* _Instructions to follow_:
Every line of the records below should be restated exactly.

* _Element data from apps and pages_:
Content starts

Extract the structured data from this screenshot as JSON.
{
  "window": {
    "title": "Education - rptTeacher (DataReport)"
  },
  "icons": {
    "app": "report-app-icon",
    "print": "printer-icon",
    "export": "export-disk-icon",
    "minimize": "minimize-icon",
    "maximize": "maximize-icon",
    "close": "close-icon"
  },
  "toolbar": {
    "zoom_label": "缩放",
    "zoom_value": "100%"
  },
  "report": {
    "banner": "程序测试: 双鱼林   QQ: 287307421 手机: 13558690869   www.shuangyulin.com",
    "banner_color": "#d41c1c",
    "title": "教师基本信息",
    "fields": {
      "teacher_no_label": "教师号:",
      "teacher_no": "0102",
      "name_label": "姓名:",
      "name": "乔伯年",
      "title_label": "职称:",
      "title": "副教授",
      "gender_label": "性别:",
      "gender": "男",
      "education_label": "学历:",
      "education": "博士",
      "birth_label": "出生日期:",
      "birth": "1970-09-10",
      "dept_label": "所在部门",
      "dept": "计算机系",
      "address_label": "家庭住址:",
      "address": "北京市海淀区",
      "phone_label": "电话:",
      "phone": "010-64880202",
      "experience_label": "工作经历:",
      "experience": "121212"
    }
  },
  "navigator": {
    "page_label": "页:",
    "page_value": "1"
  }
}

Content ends

* _Worked solution_:
Extract the structured data from this screenshot as JSON.
{
  "window": {
    "title": "Education - rptTeacher (DataReport)"
  },
  "icons": {
    "app": "report-app-icon",
    "print": "printer-icon",
    "export": "export-disk-icon",
    "minimize": "minimize-icon",
    "maximize": "maximize-icon",
    "close": "close-icon"
  },
  "toolbar": {
    "zoom_label": "缩放",
    "zoom_value": "100%"
  },
  "report": {
    "banner": "程序测试: 双鱼林   QQ: 287307421 手机: 13558690869   www.shuangyulin.com",
    "banner_color": "#d41c1c",
    "title": "教师基本信息",
    "fields": {
      "teacher_no_label": "教师号:",
      "teacher_no": "0102",
      "name_label": "姓名:",
      "name": "乔伯年",
      "title_label": "职称:",
      "title": "副教授",
      "gender_label": "性别:",
      "gender": "男",
      "education_label": "学历:",
      "education": "博士",
      "birth_label": "出生日期:",
      "birth": "1970-09-10",
      "dept_label": "所在部门",
      "dept": "计算机系",
      "address_label": "家庭住址:",
      "address": "北京市海淀区",
      "phone_label": "电话:",
      "phone": "010-64880202",
      "experience_label": "工作经历:",
      "experience": "121212"
    }
  },
  "navigator": {
    "page_label": "页:",
    "page_value": "1"
  }
}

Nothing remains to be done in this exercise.